Isiah Hasker
Isiah Hasker
Once again, Isiah Hasker walked alone in the rough neighborhood of his hometown of Trenton, N.J. As he had for the past few months, Hasker traveled with caution, being wary of any potential danger. Suddenly, without any warning, he was suffering blows from a stranger. In a matter of seconds, he found himself beaten, robbed and left alone in the streets.
This was a typical day in Hasker’s life, a former ranking member of the Bloods gang, who is now a junior studying social work at Valley Forge Christian College (VFCC). After committing to follow Jesus, he knew he had to leave the gang; unfortunately, no one easily walks away from the Bloods.
Hasker joined the Bloods at the age of 13. After his mom had been diagnosed with paranoid schizophrenia, one of his closest friends (who was the highest ranking Blood in Trenton) was able to offer him what appeared to be brotherhood and protection. By the age of 17, Hasker had earned the respect of his peers, becoming the youngest Five Star General Blood in Trenton.
In New Jersey’s capital, which is home to a large Blood population, the gang is involved in two enterprises: drugs and violence. These two outlets consumed Hasker’s adolescent years; in fact, he drove around selling drugs for 10 hours every day. Hasker now admits that if his life had continued on that path, “I would be dead or in jail.”

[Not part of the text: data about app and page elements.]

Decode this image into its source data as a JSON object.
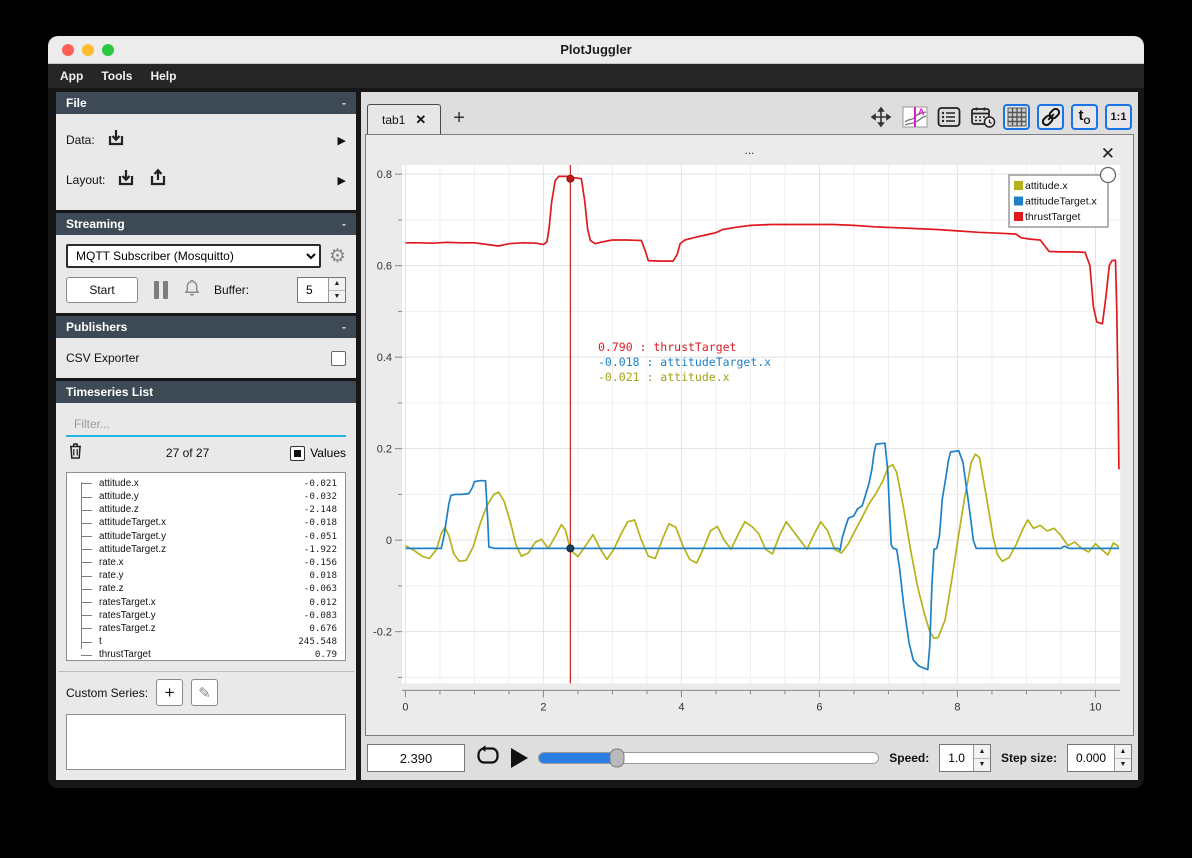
{
  "window": {
    "title": "PlotJuggler"
  },
  "menu": {
    "items": [
      "App",
      "Tools",
      "Help"
    ]
  },
  "colors": {
    "traffic_red": "#ff5f57",
    "traffic_yellow": "#febc2e",
    "traffic_green": "#28c840",
    "accent_blue": "#1a73e8",
    "filter_underline": "#23b2e4",
    "series_yellow": "#b5b21b",
    "series_blue": "#1e81c7",
    "series_red": "#e0191f"
  },
  "sidebar": {
    "file": {
      "header": "File",
      "collapse": "-",
      "data_label": "Data:",
      "layout_label": "Layout:"
    },
    "streaming": {
      "header": "Streaming",
      "collapse": "-",
      "source_selected": "MQTT Subscriber (Mosquitto)",
      "start_label": "Start",
      "buffer_label": "Buffer:",
      "buffer_value": "5"
    },
    "publishers": {
      "header": "Publishers",
      "collapse": "-",
      "csv_label": "CSV Exporter"
    },
    "timeseries": {
      "header": "Timeseries List",
      "filter_placeholder": "Filter...",
      "count": "27 of 27",
      "values_label": "Values",
      "custom_series_label": "Custom Series:",
      "add_label": "+",
      "edit_glyph": "✎",
      "items": [
        {
          "name": "attitude.x",
          "value": "-0.021"
        },
        {
          "name": "attitude.y",
          "value": "-0.032"
        },
        {
          "name": "attitude.z",
          "value": "-2.148"
        },
        {
          "name": "attitudeTarget.x",
          "value": "-0.018"
        },
        {
          "name": "attitudeTarget.y",
          "value": "-0.051"
        },
        {
          "name": "attitudeTarget.z",
          "value": "-1.922"
        },
        {
          "name": "rate.x",
          "value": "-0.156"
        },
        {
          "name": "rate.y",
          "value": "0.018"
        },
        {
          "name": "rate.z",
          "value": "-0.063"
        },
        {
          "name": "ratesTarget.x",
          "value": "0.012"
        },
        {
          "name": "ratesTarget.y",
          "value": "-0.083"
        },
        {
          "name": "ratesTarget.z",
          "value": "0.676"
        },
        {
          "name": "t",
          "value": "245.548"
        },
        {
          "name": "thrustTarget",
          "value": "0.79"
        }
      ]
    }
  },
  "tabs": {
    "active": "tab1",
    "close_glyph": "✕",
    "add_glyph": "+"
  },
  "plot": {
    "title": "...",
    "close_glyph": "✕"
  },
  "transport": {
    "time": "2.390",
    "speed_label": "Speed:",
    "speed": "1.0",
    "step_label": "Step size:",
    "step": "0.000"
  },
  "chart_data": {
    "type": "line",
    "title": "...",
    "xlabel": "",
    "ylabel": "",
    "xlim": [
      -0.05,
      10.36
    ],
    "ylim": [
      -0.313,
      0.82
    ],
    "xticks": [
      0,
      2,
      4,
      6,
      8,
      10
    ],
    "yticks": [
      -0.2,
      0,
      0.2,
      0.4,
      0.6,
      0.8
    ],
    "grid": true,
    "legend_position": "top-right",
    "cursor": {
      "t": 2.39,
      "tooltip": [
        {
          "text": " 0.790 : thrustTarget",
          "color": "#e0191f"
        },
        {
          "text": "-0.018 : attitudeTarget.x",
          "color": "#1e81c7"
        },
        {
          "text": "-0.021 : attitude.x",
          "color": "#a3a317"
        }
      ],
      "dots": [
        {
          "v": 0.79,
          "fill": "#c01818",
          "stroke": "#7a0f0f"
        },
        {
          "v": -0.018,
          "fill": "#1d3a57",
          "stroke": "#0e2339"
        }
      ]
    },
    "series": [
      {
        "name": "attitude.x",
        "color": "#b5b21b",
        "points": [
          [
            0,
            -0.012
          ],
          [
            0.12,
            -0.022
          ],
          [
            0.25,
            -0.036
          ],
          [
            0.35,
            -0.04
          ],
          [
            0.45,
            -0.02
          ],
          [
            0.52,
            0.015
          ],
          [
            0.57,
            0.028
          ],
          [
            0.63,
            0.01
          ],
          [
            0.7,
            -0.03
          ],
          [
            0.78,
            -0.046
          ],
          [
            0.88,
            -0.044
          ],
          [
            0.98,
            -0.015
          ],
          [
            1.08,
            0.035
          ],
          [
            1.18,
            0.075
          ],
          [
            1.28,
            0.1
          ],
          [
            1.35,
            0.105
          ],
          [
            1.43,
            0.085
          ],
          [
            1.52,
            0.04
          ],
          [
            1.6,
            -0.01
          ],
          [
            1.68,
            -0.035
          ],
          [
            1.78,
            -0.028
          ],
          [
            1.88,
            -0.005
          ],
          [
            1.97,
            0.002
          ],
          [
            2.07,
            -0.018
          ],
          [
            2.17,
            0.008
          ],
          [
            2.26,
            0.034
          ],
          [
            2.32,
            0.022
          ],
          [
            2.39,
            -0.021
          ],
          [
            2.5,
            -0.036
          ],
          [
            2.62,
            -0.01
          ],
          [
            2.72,
            0.012
          ],
          [
            2.82,
            -0.018
          ],
          [
            2.92,
            -0.042
          ],
          [
            3.02,
            -0.02
          ],
          [
            3.12,
            0.012
          ],
          [
            3.22,
            0.04
          ],
          [
            3.32,
            0.044
          ],
          [
            3.42,
            0
          ],
          [
            3.52,
            -0.035
          ],
          [
            3.62,
            -0.04
          ],
          [
            3.72,
            0
          ],
          [
            3.82,
            0.036
          ],
          [
            3.92,
            0.028
          ],
          [
            4.02,
            -0.012
          ],
          [
            4.12,
            -0.042
          ],
          [
            4.22,
            -0.05
          ],
          [
            4.32,
            -0.018
          ],
          [
            4.42,
            0.02
          ],
          [
            4.52,
            0.03
          ],
          [
            4.62,
            0
          ],
          [
            4.72,
            -0.02
          ],
          [
            4.82,
            0.012
          ],
          [
            4.92,
            0.04
          ],
          [
            5.02,
            0.03
          ],
          [
            5.12,
            0.014
          ],
          [
            5.22,
            -0.02
          ],
          [
            5.32,
            -0.03
          ],
          [
            5.42,
            0.01
          ],
          [
            5.52,
            0.04
          ],
          [
            5.62,
            0.02
          ],
          [
            5.72,
            0
          ],
          [
            5.82,
            -0.02
          ],
          [
            5.92,
            0.012
          ],
          [
            6.02,
            0.04
          ],
          [
            6.12,
            0.02
          ],
          [
            6.22,
            -0.02
          ],
          [
            6.32,
            -0.028
          ],
          [
            6.42,
            -0.008
          ],
          [
            6.52,
            0.022
          ],
          [
            6.62,
            0.05
          ],
          [
            6.72,
            0.08
          ],
          [
            6.82,
            0.102
          ],
          [
            6.92,
            0.13
          ],
          [
            7,
            0.16
          ],
          [
            7.06,
            0.165
          ],
          [
            7.12,
            0.148
          ],
          [
            7.22,
            0.07
          ],
          [
            7.32,
            -0.02
          ],
          [
            7.42,
            -0.1
          ],
          [
            7.52,
            -0.16
          ],
          [
            7.6,
            -0.2
          ],
          [
            7.66,
            -0.214
          ],
          [
            7.72,
            -0.213
          ],
          [
            7.82,
            -0.175
          ],
          [
            7.92,
            -0.085
          ],
          [
            8,
            -0.005
          ],
          [
            8.1,
            0.09
          ],
          [
            8.2,
            0.17
          ],
          [
            8.26,
            0.188
          ],
          [
            8.32,
            0.18
          ],
          [
            8.42,
            0.095
          ],
          [
            8.52,
            0.005
          ],
          [
            8.58,
            -0.032
          ],
          [
            8.65,
            -0.046
          ],
          [
            8.75,
            -0.038
          ],
          [
            8.85,
            -0.01
          ],
          [
            8.95,
            0.025
          ],
          [
            9.02,
            0.044
          ],
          [
            9.1,
            0.026
          ],
          [
            9.2,
            0.032
          ],
          [
            9.3,
            0.02
          ],
          [
            9.4,
            0.026
          ],
          [
            9.5,
            0.01
          ],
          [
            9.6,
            -0.012
          ],
          [
            9.7,
            -0.004
          ],
          [
            9.8,
            -0.018
          ],
          [
            9.9,
            -0.026
          ],
          [
            10,
            -0.008
          ],
          [
            10.1,
            -0.022
          ],
          [
            10.18,
            -0.032
          ],
          [
            10.26,
            -0.006
          ],
          [
            10.32,
            -0.012
          ],
          [
            10.34,
            -0.018
          ]
        ]
      },
      {
        "name": "attitudeTarget.x",
        "color": "#1e81c7",
        "points": [
          [
            0,
            -0.018
          ],
          [
            0.52,
            -0.018
          ],
          [
            0.56,
            0.01
          ],
          [
            0.6,
            0.05
          ],
          [
            0.63,
            0.08
          ],
          [
            0.66,
            0.098
          ],
          [
            0.72,
            0.1
          ],
          [
            0.82,
            0.1
          ],
          [
            0.92,
            0.102
          ],
          [
            0.97,
            0.115
          ],
          [
            1,
            0.128
          ],
          [
            1.08,
            0.13
          ],
          [
            1.16,
            0.13
          ],
          [
            1.19,
            0.05
          ],
          [
            1.21,
            -0.015
          ],
          [
            1.3,
            -0.018
          ],
          [
            2,
            -0.018
          ],
          [
            3,
            -0.018
          ],
          [
            4,
            -0.018
          ],
          [
            5,
            -0.018
          ],
          [
            6,
            -0.018
          ],
          [
            6.27,
            -0.018
          ],
          [
            6.3,
            -0.022
          ],
          [
            6.33,
            0.005
          ],
          [
            6.38,
            0.03
          ],
          [
            6.42,
            0.048
          ],
          [
            6.5,
            0.053
          ],
          [
            6.55,
            0.068
          ],
          [
            6.62,
            0.075
          ],
          [
            6.66,
            0.095
          ],
          [
            6.72,
            0.125
          ],
          [
            6.76,
            0.155
          ],
          [
            6.79,
            0.19
          ],
          [
            6.82,
            0.21
          ],
          [
            6.95,
            0.212
          ],
          [
            6.99,
            0.15
          ],
          [
            7.02,
            0.05
          ],
          [
            7.04,
            -0.01
          ],
          [
            7.07,
            -0.018
          ],
          [
            7.12,
            -0.02
          ],
          [
            7.16,
            -0.06
          ],
          [
            7.22,
            -0.14
          ],
          [
            7.3,
            -0.225
          ],
          [
            7.36,
            -0.262
          ],
          [
            7.44,
            -0.275
          ],
          [
            7.52,
            -0.28
          ],
          [
            7.57,
            -0.283
          ],
          [
            7.6,
            -0.23
          ],
          [
            7.63,
            -0.1
          ],
          [
            7.66,
            -0.02
          ],
          [
            7.7,
            -0.018
          ],
          [
            7.74,
            0.01
          ],
          [
            7.78,
            0.09
          ],
          [
            7.83,
            0.135
          ],
          [
            7.87,
            0.175
          ],
          [
            7.9,
            0.193
          ],
          [
            8.02,
            0.195
          ],
          [
            8.08,
            0.17
          ],
          [
            8.13,
            0.115
          ],
          [
            8.18,
            0.06
          ],
          [
            8.23,
            0
          ],
          [
            8.27,
            -0.018
          ],
          [
            8.5,
            -0.018
          ],
          [
            9,
            -0.018
          ],
          [
            9.5,
            -0.018
          ],
          [
            9.55,
            -0.013
          ],
          [
            9.62,
            -0.018
          ],
          [
            10,
            -0.018
          ],
          [
            10.34,
            -0.018
          ]
        ]
      },
      {
        "name": "thrustTarget",
        "color": "#e0191f",
        "points": [
          [
            0,
            0.65
          ],
          [
            0.2,
            0.65
          ],
          [
            0.4,
            0.649
          ],
          [
            0.6,
            0.651
          ],
          [
            0.8,
            0.65
          ],
          [
            1,
            0.65
          ],
          [
            1.25,
            0.645
          ],
          [
            1.35,
            0.643
          ],
          [
            1.5,
            0.648
          ],
          [
            1.7,
            0.65
          ],
          [
            1.9,
            0.649
          ],
          [
            2,
            0.646
          ],
          [
            2.05,
            0.652
          ],
          [
            2.08,
            0.68
          ],
          [
            2.12,
            0.74
          ],
          [
            2.17,
            0.786
          ],
          [
            2.22,
            0.795
          ],
          [
            2.35,
            0.795
          ],
          [
            2.45,
            0.792
          ],
          [
            2.55,
            0.79
          ],
          [
            2.6,
            0.74
          ],
          [
            2.64,
            0.68
          ],
          [
            2.68,
            0.655
          ],
          [
            2.75,
            0.648
          ],
          [
            2.85,
            0.652
          ],
          [
            3,
            0.656
          ],
          [
            3.2,
            0.656
          ],
          [
            3.42,
            0.655
          ],
          [
            3.48,
            0.63
          ],
          [
            3.52,
            0.611
          ],
          [
            3.7,
            0.61
          ],
          [
            3.88,
            0.61
          ],
          [
            3.94,
            0.625
          ],
          [
            3.98,
            0.648
          ],
          [
            4.05,
            0.656
          ],
          [
            4.2,
            0.662
          ],
          [
            4.35,
            0.667
          ],
          [
            4.5,
            0.672
          ],
          [
            4.6,
            0.679
          ],
          [
            4.8,
            0.684
          ],
          [
            5,
            0.688
          ],
          [
            5.3,
            0.69
          ],
          [
            5.6,
            0.69
          ],
          [
            5.9,
            0.69
          ],
          [
            6.2,
            0.69
          ],
          [
            6.5,
            0.688
          ],
          [
            6.8,
            0.685
          ],
          [
            7.1,
            0.683
          ],
          [
            7.4,
            0.681
          ],
          [
            7.7,
            0.679
          ],
          [
            8,
            0.676
          ],
          [
            8.3,
            0.673
          ],
          [
            8.6,
            0.671
          ],
          [
            8.85,
            0.669
          ],
          [
            8.92,
            0.661
          ],
          [
            9.05,
            0.658
          ],
          [
            9.2,
            0.656
          ],
          [
            9.28,
            0.64
          ],
          [
            9.33,
            0.631
          ],
          [
            9.5,
            0.63
          ],
          [
            9.7,
            0.63
          ],
          [
            9.85,
            0.629
          ],
          [
            9.92,
            0.6
          ],
          [
            9.97,
            0.51
          ],
          [
            10.02,
            0.477
          ],
          [
            10.1,
            0.473
          ],
          [
            10.15,
            0.53
          ],
          [
            10.2,
            0.6
          ],
          [
            10.24,
            0.611
          ],
          [
            10.29,
            0.612
          ],
          [
            10.31,
            0.5
          ],
          [
            10.33,
            0.3
          ],
          [
            10.34,
            0.155
          ]
        ]
      }
    ]
  }
}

The police raided his mother’s house, where they found a massive amount of illegal drugs that Hasker had been storing to sell on his daily runs. When he came to the realization that 5-10 years of incarceration awaited, he knew his life needed to change dramatically. Months later, he found himself at the altar of a men’s conference in Atlanta where he offered his life to the Lord.
Hasker realized that following Jesus meant leaving the Bloods. As a senior officer in the gang with access to most of its information, no one would allow him to quit. As soon as other members noticed his increasing absence, they put a hit on him, which gave all Bloods permission to jump him. After weeks of being mugged regularly (and cleaning his wounds at the local church), Hasker received a letter from an incarcerated Bloods leader, notifying him that he was free to leave the gang.
Nevertheless, Hasker chose to stay in Trenton as a witness to his neighborhood. “A lot of people in the urban community,” says Hasker, “don’t know about this blessed hope. They don’t know that there is another way out. I feel like it’s my job to better my life and let them know.” Now, Hasker is doing just that — telling people that there is hope in Jesus.
The man who jumped him, robbed him and left him on the street turned out to be one of the first people who Hasker reached with The Gospel. After the mugging, the man was jailed and looking at a future with 10 years in prison. Brazenly, he asked Hasker for help. After Hasker’s initial incredulity, the Lord prompted him to extend grace, just as grace had been given to him. Hasker decided to sign an affidavit that gave his attacker a way out of the sentence. Upon his release, the man became a committed Christian, rapping The Gospel as a means of evangelization.
According to Hasker, getting an education at VFCC is another step toward that end. “Being at this college has redirected my path and reformed my worldview. Faculty members have allowed me to mess up and then showed me how to do it correctly. … There are not many places that will create opportunities for you to fulfill what God has called you to do. ... VFCC makes it their business to get personal with the students so that each student has a chance.” 

Member of the Bloods Washed by the Blood March 28, 2014